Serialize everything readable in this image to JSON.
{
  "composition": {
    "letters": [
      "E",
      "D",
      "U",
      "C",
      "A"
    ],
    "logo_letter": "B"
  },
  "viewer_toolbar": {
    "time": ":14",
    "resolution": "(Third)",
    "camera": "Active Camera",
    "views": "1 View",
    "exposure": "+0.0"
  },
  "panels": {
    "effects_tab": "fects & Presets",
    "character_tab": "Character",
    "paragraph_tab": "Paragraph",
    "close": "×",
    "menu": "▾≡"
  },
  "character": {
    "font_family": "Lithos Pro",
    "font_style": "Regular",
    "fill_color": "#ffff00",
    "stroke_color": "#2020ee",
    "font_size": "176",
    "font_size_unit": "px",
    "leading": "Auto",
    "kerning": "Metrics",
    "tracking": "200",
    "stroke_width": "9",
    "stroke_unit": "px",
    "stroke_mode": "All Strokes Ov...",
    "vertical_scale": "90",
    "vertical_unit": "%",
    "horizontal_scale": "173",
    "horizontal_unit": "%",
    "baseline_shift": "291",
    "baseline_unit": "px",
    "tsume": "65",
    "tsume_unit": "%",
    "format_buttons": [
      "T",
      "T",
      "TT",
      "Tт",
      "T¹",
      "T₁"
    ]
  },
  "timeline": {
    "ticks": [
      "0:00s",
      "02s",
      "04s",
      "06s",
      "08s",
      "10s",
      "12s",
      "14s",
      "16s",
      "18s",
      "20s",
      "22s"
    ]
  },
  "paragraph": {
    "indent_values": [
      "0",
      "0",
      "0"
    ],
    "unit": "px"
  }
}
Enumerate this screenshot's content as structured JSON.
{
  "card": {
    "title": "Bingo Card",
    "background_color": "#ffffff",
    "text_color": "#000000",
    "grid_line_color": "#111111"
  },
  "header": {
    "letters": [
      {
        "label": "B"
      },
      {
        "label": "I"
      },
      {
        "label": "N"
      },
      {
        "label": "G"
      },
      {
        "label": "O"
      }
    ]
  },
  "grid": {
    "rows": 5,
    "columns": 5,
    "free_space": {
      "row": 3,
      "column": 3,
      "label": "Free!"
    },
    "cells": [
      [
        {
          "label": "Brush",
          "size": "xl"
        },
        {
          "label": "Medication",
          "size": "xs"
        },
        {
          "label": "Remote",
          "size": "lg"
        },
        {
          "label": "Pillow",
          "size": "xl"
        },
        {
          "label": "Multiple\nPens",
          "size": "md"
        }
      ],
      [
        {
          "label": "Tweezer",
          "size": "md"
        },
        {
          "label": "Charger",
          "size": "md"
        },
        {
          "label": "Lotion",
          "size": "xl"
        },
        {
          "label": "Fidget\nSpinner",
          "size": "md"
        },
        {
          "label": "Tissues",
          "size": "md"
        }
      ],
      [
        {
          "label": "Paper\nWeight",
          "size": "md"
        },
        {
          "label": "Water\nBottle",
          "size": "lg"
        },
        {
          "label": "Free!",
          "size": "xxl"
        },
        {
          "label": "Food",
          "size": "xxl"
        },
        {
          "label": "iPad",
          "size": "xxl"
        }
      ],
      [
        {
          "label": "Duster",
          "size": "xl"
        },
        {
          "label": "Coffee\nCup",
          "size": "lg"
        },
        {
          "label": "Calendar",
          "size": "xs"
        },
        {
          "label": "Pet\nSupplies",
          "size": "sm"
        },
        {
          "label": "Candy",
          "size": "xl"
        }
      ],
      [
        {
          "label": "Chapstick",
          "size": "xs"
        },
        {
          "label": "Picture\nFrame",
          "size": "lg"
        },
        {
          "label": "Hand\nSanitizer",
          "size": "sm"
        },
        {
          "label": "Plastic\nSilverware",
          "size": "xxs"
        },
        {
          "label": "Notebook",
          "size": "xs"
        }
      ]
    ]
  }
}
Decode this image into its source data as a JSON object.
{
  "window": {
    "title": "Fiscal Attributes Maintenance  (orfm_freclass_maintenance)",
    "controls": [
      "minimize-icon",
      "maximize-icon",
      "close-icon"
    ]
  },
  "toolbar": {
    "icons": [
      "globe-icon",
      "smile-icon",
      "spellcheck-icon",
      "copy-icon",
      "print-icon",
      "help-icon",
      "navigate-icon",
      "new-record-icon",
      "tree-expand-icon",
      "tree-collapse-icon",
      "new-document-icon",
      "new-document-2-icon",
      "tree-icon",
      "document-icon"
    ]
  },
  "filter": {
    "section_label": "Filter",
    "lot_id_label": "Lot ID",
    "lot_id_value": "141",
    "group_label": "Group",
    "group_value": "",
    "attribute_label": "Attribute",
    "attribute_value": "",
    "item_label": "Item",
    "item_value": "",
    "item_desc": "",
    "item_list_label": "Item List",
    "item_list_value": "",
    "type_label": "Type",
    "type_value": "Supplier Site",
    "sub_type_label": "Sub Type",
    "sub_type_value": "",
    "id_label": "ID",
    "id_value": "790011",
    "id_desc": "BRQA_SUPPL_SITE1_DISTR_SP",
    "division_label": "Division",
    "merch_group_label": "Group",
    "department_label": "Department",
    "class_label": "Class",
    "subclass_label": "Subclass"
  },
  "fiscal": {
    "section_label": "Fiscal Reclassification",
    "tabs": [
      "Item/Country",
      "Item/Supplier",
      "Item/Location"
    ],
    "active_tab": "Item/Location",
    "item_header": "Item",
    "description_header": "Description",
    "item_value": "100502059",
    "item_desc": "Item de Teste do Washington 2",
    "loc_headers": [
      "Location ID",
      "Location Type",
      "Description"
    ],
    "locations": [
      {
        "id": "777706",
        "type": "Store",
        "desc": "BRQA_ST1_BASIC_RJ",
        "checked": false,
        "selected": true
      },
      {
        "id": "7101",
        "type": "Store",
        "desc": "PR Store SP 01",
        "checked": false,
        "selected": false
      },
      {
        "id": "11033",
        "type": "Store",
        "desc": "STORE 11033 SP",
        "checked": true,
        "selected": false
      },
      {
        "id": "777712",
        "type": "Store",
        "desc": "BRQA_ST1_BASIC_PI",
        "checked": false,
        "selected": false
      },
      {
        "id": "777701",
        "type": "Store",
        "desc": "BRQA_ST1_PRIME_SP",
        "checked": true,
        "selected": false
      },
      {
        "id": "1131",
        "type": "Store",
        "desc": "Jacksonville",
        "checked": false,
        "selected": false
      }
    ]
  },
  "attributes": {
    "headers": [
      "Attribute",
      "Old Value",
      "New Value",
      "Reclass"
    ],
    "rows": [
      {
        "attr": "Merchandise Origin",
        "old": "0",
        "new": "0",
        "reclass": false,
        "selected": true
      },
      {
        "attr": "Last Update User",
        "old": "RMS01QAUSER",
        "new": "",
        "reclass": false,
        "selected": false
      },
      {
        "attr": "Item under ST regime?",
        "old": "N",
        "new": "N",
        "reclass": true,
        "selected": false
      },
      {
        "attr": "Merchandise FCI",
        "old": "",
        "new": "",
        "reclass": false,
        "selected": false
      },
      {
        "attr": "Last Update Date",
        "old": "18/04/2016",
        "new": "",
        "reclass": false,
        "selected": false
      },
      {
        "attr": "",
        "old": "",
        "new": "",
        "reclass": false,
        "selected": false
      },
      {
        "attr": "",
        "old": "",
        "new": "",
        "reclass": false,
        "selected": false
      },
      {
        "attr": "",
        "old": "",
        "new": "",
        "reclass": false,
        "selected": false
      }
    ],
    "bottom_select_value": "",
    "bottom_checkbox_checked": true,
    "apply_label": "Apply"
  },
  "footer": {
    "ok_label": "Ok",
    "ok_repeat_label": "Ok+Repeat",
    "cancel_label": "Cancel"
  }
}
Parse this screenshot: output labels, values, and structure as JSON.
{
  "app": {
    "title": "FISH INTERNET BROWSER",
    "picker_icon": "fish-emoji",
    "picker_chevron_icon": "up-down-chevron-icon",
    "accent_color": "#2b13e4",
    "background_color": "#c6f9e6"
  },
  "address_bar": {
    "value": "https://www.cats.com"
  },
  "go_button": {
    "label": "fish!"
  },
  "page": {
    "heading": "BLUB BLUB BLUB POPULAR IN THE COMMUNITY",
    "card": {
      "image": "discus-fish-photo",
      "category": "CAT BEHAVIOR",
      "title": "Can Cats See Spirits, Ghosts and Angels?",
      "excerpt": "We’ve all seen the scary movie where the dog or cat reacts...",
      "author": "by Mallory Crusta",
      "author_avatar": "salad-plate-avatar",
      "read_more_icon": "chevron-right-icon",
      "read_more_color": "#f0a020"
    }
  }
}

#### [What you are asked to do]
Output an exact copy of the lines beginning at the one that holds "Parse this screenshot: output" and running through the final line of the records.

#### [Expected output]
Parse this screenshot: output labels, values, and structure as JSON.
{
  "app": {
    "title": "FISH INTERNET BROWSER",
    "picker_icon": "fish-emoji",
    "picker_chevron_icon": "up-down-chevron-icon",
    "accent_color": "#2b13e4",
    "background_color": "#c6f9e6"
  },
  "address_bar": {
    "value": "https://www.cats.com"
  },
  "go_button": {
    "label": "fish!"
  },
  "page": {
    "heading": "BLUB BLUB BLUB POPULAR IN THE COMMUNITY",
    "card": {
      "image": "discus-fish-photo",
      "category": "CAT BEHAVIOR",
      "title": "Can Cats See Spirits, Ghosts and Angels?",
      "excerpt": "We’ve all seen the scary movie where the dog or cat reacts...",
      "author": "by Mallory Crusta",
      "author_avatar": "salad-plate-avatar",
      "read_more_icon": "chevron-right-icon",
      "read_more_color": "#f0a020"
    }
  }
}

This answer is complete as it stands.